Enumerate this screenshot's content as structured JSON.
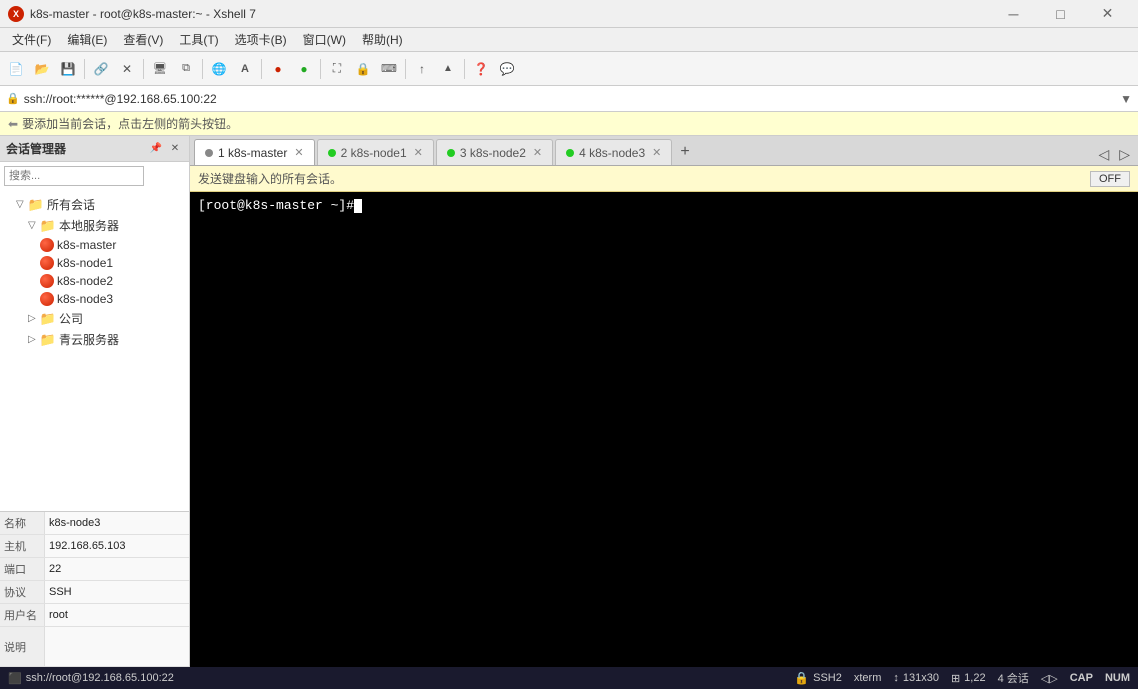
{
  "titleBar": {
    "title": "k8s-master - root@k8s-master:~ - Xshell 7",
    "iconColor": "#cc2200",
    "minLabel": "─",
    "maxLabel": "□",
    "closeLabel": "✕"
  },
  "menuBar": {
    "items": [
      "文件(F)",
      "编辑(E)",
      "查看(V)",
      "工具(T)",
      "选项卡(B)",
      "窗口(W)",
      "帮助(H)"
    ]
  },
  "addressBar": {
    "text": "ssh://root:******@192.168.65.100:22"
  },
  "infoBar": {
    "text": "要添加当前会话，点击左侧的箭头按钮。"
  },
  "sessionManager": {
    "title": "会话管理器"
  },
  "tree": {
    "items": [
      {
        "label": "所有会话",
        "level": 1,
        "type": "folder",
        "expanded": true
      },
      {
        "label": "本地服务器",
        "level": 2,
        "type": "folder",
        "expanded": true
      },
      {
        "label": "k8s-master",
        "level": 3,
        "type": "server",
        "selected": false
      },
      {
        "label": "k8s-node1",
        "level": 3,
        "type": "server",
        "selected": false
      },
      {
        "label": "k8s-node2",
        "level": 3,
        "type": "server",
        "selected": false
      },
      {
        "label": "k8s-node3",
        "level": 3,
        "type": "server",
        "selected": false
      },
      {
        "label": "公司",
        "level": 2,
        "type": "folder",
        "expanded": false
      },
      {
        "label": "青云服务器",
        "level": 2,
        "type": "folder",
        "expanded": false
      }
    ]
  },
  "sessionInfo": {
    "rows": [
      {
        "label": "名称",
        "value": "k8s-node3"
      },
      {
        "label": "主机",
        "value": "192.168.65.103"
      },
      {
        "label": "端口",
        "value": "22"
      },
      {
        "label": "协议",
        "value": "SSH"
      },
      {
        "label": "用户名",
        "value": "root"
      },
      {
        "label": "说明",
        "value": ""
      }
    ]
  },
  "tabs": [
    {
      "number": "1",
      "label": "k8s-master",
      "active": true,
      "dotColor": "gray"
    },
    {
      "number": "2",
      "label": "k8s-node1",
      "active": false,
      "dotColor": "green"
    },
    {
      "number": "3",
      "label": "k8s-node2",
      "active": false,
      "dotColor": "green"
    },
    {
      "number": "4",
      "label": "k8s-node3",
      "active": false,
      "dotColor": "green"
    }
  ],
  "notifBar": {
    "text": "发送键盘输入的所有会话。",
    "offLabel": "OFF"
  },
  "terminal": {
    "prompt": "[root@k8s-master ~]# "
  },
  "statusBar": {
    "address": "ssh://root@192.168.65.100:22",
    "protocol": "SSH2",
    "encoding": "xterm",
    "dimensions": "131x30",
    "position": "1,22",
    "sessions": "4 会话",
    "cap": "CAP",
    "num": "NUM"
  }
}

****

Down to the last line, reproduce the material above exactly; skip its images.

Enumerate this screenshot's content as structured JSON.
{
  "titleBar": {
    "title": "k8s-master - root@k8s-master:~ - Xshell 7",
    "iconColor": "#cc2200",
    "minLabel": "─",
    "maxLabel": "□",
    "closeLabel": "✕"
  },
  "menuBar": {
    "items": [
      "文件(F)",
      "编辑(E)",
      "查看(V)",
      "工具(T)",
      "选项卡(B)",
      "窗口(W)",
      "帮助(H)"
    ]
  },
  "addressBar": {
    "text": "ssh://root:******@192.168.65.100:22"
  },
  "infoBar": {
    "text": "要添加当前会话，点击左侧的箭头按钮。"
  },
  "sessionManager": {
    "title": "会话管理器"
  },
  "tree": {
    "items": [
      {
        "label": "所有会话",
        "level": 1,
        "type": "folder",
        "expanded": true
      },
      {
        "label": "本地服务器",
        "level": 2,
        "type": "folder",
        "expanded": true
      },
      {
        "label": "k8s-master",
        "level": 3,
        "type": "server",
        "selected": false
      },
      {
        "label": "k8s-node1",
        "level": 3,
        "type": "server",
        "selected": false
      },
      {
        "label": "k8s-node2",
        "level": 3,
        "type": "server",
        "selected": false
      },
      {
        "label": "k8s-node3",
        "level": 3,
        "type": "server",
        "selected": false
      },
      {
        "label": "公司",
        "level": 2,
        "type": "folder",
        "expanded": false
      },
      {
        "label": "青云服务器",
        "level": 2,
        "type": "folder",
        "expanded": false
      }
    ]
  },
  "sessionInfo": {
    "rows": [
      {
        "label": "名称",
        "value": "k8s-node3"
      },
      {
        "label": "主机",
        "value": "192.168.65.103"
      },
      {
        "label": "端口",
        "value": "22"
      },
      {
        "label": "协议",
        "value": "SSH"
      },
      {
        "label": "用户名",
        "value": "root"
      },
      {
        "label": "说明",
        "value": ""
      }
    ]
  },
  "tabs": [
    {
      "number": "1",
      "label": "k8s-master",
      "active": true,
      "dotColor": "gray"
    },
    {
      "number": "2",
      "label": "k8s-node1",
      "active": false,
      "dotColor": "green"
    },
    {
      "number": "3",
      "label": "k8s-node2",
      "active": false,
      "dotColor": "green"
    },
    {
      "number": "4",
      "label": "k8s-node3",
      "active": false,
      "dotColor": "green"
    }
  ],
  "notifBar": {
    "text": "发送键盘输入的所有会话。",
    "offLabel": "OFF"
  },
  "terminal": {
    "prompt": "[root@k8s-master ~]# "
  },
  "statusBar": {
    "address": "ssh://root@192.168.65.100:22",
    "protocol": "SSH2",
    "encoding": "xterm",
    "dimensions": "131x30",
    "position": "1,22",
    "sessions": "4 会话",
    "cap": "CAP",
    "num": "NUM"
  }
}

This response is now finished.